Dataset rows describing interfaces
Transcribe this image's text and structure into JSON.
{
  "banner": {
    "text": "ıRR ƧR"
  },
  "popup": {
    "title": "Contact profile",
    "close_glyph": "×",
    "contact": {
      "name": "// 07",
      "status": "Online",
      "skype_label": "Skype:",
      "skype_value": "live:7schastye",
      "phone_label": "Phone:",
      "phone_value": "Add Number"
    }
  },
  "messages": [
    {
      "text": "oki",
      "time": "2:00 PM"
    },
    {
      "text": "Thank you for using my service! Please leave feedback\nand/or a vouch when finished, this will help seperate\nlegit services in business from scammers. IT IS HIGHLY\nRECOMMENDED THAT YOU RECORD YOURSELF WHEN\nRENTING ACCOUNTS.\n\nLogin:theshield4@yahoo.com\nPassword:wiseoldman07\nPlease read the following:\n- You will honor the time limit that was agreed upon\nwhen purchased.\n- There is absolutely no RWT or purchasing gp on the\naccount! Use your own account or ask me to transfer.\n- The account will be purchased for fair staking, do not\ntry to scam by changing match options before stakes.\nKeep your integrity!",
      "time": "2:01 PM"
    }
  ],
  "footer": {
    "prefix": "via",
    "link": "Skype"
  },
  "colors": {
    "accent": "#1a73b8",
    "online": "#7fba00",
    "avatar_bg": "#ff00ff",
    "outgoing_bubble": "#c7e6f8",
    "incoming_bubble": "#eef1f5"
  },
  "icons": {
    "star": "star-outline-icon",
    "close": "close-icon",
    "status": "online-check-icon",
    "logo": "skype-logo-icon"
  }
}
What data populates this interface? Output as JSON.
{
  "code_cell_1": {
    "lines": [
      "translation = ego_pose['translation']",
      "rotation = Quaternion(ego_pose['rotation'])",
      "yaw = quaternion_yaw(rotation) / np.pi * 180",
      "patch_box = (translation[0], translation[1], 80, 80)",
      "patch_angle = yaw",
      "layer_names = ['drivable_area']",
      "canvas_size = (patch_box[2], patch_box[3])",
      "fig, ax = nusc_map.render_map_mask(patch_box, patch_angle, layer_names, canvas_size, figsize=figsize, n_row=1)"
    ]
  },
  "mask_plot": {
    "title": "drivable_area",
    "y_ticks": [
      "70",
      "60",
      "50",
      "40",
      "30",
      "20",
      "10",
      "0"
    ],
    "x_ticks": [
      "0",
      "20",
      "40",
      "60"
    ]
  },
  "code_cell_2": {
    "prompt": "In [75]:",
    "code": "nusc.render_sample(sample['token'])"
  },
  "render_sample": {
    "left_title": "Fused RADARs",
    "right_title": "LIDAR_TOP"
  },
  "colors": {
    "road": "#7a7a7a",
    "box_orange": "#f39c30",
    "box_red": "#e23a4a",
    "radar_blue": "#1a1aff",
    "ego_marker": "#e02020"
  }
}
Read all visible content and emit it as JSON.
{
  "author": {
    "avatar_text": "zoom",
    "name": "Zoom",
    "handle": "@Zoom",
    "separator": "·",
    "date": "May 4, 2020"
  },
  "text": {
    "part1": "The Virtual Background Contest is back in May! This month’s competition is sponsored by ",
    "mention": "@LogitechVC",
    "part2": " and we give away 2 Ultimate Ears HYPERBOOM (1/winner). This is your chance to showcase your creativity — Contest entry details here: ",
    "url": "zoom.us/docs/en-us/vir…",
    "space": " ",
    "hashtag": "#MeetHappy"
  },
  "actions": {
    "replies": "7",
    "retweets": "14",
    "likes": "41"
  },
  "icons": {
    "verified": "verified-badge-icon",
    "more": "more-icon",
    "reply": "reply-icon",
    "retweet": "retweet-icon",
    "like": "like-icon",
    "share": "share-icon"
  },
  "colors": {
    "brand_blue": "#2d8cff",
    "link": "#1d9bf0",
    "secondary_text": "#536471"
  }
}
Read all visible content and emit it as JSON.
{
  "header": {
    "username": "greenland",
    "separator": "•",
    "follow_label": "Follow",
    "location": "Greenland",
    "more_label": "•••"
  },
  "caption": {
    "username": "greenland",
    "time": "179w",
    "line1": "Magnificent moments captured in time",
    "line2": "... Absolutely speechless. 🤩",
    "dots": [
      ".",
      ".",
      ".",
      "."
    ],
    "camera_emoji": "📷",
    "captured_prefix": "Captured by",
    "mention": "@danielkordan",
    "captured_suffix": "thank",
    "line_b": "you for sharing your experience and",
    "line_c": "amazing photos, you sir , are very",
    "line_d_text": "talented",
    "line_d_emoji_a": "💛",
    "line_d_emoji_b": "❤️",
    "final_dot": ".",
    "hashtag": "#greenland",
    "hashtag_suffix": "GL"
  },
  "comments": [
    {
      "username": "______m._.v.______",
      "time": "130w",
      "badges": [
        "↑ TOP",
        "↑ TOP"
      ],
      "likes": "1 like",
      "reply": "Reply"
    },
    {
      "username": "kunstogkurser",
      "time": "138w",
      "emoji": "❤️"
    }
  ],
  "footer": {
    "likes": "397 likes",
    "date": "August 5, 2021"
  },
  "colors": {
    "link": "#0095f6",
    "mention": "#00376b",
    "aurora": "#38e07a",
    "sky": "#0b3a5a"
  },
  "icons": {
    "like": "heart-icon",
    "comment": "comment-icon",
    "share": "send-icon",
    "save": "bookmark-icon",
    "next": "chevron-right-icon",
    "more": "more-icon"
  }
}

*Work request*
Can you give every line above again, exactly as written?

*Task answer*
Transcribe this image's text and structure into JSON.
{
  "banner": {
    "text": "ıRR ƧR"
  },
  "popup": {
    "title": "Contact profile",
    "close_glyph": "×",
    "contact": {
      "name": "// 07",
      "status": "Online",
      "skype_label": "Skype:",
      "skype_value": "live:7schastye",
      "phone_label": "Phone:",
      "phone_value": "Add Number"
    }
  },
  "messages": [
    {
      "text": "oki",
      "time": "2:00 PM"
    },
    {
      "text": "Thank you for using my service! Please leave feedback\nand/or a vouch when finished, this will help seperate\nlegit services in business from scammers. IT IS HIGHLY\nRECOMMENDED THAT YOU RECORD YOURSELF WHEN\nRENTING ACCOUNTS.\n\nLogin:theshield4@yahoo.com\nPassword:wiseoldman07\nPlease read the following:\n- You will honor the time limit that was agreed upon\nwhen purchased.\n- There is absolutely no RWT or purchasing gp on the\naccount! Use your own account or ask me to transfer.\n- The account will be purchased for fair staking, do not\ntry to scam by changing match options before stakes.\nKeep your integrity!",
      "time": "2:01 PM"
    }
  ],
  "footer": {
    "prefix": "via",
    "link": "Skype"
  },
  "colors": {
    "accent": "#1a73b8",
    "online": "#7fba00",
    "avatar_bg": "#ff00ff",
    "outgoing_bubble": "#c7e6f8",
    "incoming_bubble": "#eef1f5"
  },
  "icons": {
    "star": "star-outline-icon",
    "close": "close-icon",
    "status": "online-check-icon",
    "logo": "skype-logo-icon"
  }
}
What data populates this interface? Output as JSON.
{
  "code_cell_1": {
    "lines": [
      "translation = ego_pose['translation']",
      "rotation = Quaternion(ego_pose['rotation'])",
      "yaw = quaternion_yaw(rotation) / np.pi * 180",
      "patch_box = (translation[0], translation[1], 80, 80)",
      "patch_angle = yaw",
      "layer_names = ['drivable_area']",
      "canvas_size = (patch_box[2], patch_box[3])",
      "fig, ax = nusc_map.render_map_mask(patch_box, patch_angle, layer_names, canvas_size, figsize=figsize, n_row=1)"
    ]
  },
  "mask_plot": {
    "title": "drivable_area",
    "y_ticks": [
      "70",
      "60",
      "50",
      "40",
      "30",
      "20",
      "10",
      "0"
    ],
    "x_ticks": [
      "0",
      "20",
      "40",
      "60"
    ]
  },
  "code_cell_2": {
    "prompt": "In [75]:",
    "code": "nusc.render_sample(sample['token'])"
  },
  "render_sample": {
    "left_title": "Fused RADARs",
    "right_title": "LIDAR_TOP"
  },
  "colors": {
    "road": "#7a7a7a",
    "box_orange": "#f39c30",
    "box_red": "#e23a4a",
    "radar_blue": "#1a1aff",
    "ego_marker": "#e02020"
  }
}
Read all visible content and emit it as JSON.
{
  "author": {
    "avatar_text": "zoom",
    "name": "Zoom",
    "handle": "@Zoom",
    "separator": "·",
    "date": "May 4, 2020"
  },
  "text": {
    "part1": "The Virtual Background Contest is back in May! This month’s competition is sponsored by ",
    "mention": "@LogitechVC",
    "part2": " and we give away 2 Ultimate Ears HYPERBOOM (1/winner). This is your chance to showcase your creativity — Contest entry details here: ",
    "url": "zoom.us/docs/en-us/vir…",
    "space": " ",
    "hashtag": "#MeetHappy"
  },
  "actions": {
    "replies": "7",
    "retweets": "14",
    "likes": "41"
  },
  "icons": {
    "verified": "verified-badge-icon",
    "more": "more-icon",
    "reply": "reply-icon",
    "retweet": "retweet-icon",
    "like": "like-icon",
    "share": "share-icon"
  },
  "colors": {
    "brand_blue": "#2d8cff",
    "link": "#1d9bf0",
    "secondary_text": "#536471"
  }
}
Read all visible content and emit it as JSON.
{
  "header": {
    "username": "greenland",
    "separator": "•",
    "follow_label": "Follow",
    "location": "Greenland",
    "more_label": "•••"
  },
  "caption": {
    "username": "greenland",
    "time": "179w",
    "line1": "Magnificent moments captured in time",
    "line2": "... Absolutely speechless. 🤩",
    "dots": [
      ".",
      ".",
      ".",
      "."
    ],
    "camera_emoji": "📷",
    "captured_prefix": "Captured by",
    "mention": "@danielkordan",
    "captured_suffix": "thank",
    "line_b": "you for sharing your experience and",
    "line_c": "amazing photos, you sir , are very",
    "line_d_text": "talented",
    "line_d_emoji_a": "💛",
    "line_d_emoji_b": "❤️",
    "final_dot": ".",
    "hashtag": "#greenland",
    "hashtag_suffix": "GL"
  },
  "comments": [
    {
      "username": "______m._.v.______",
      "time": "130w",
      "badges": [
        "↑ TOP",
        "↑ TOP"
      ],
      "likes": "1 like",
      "reply": "Reply"
    },
    {
      "username": "kunstogkurser",
      "time": "138w",
      "emoji": "❤️"
    }
  ],
  "footer": {
    "likes": "397 likes",
    "date": "August 5, 2021"
  },
  "colors": {
    "link": "#0095f6",
    "mention": "#00376b",
    "aurora": "#38e07a",
    "sky": "#0b3a5a"
  },
  "icons": {
    "like": "heart-icon",
    "comment": "comment-icon",
    "share": "send-icon",
    "save": "bookmark-icon",
    "next": "chevron-right-icon",
    "more": "more-icon"
  }
}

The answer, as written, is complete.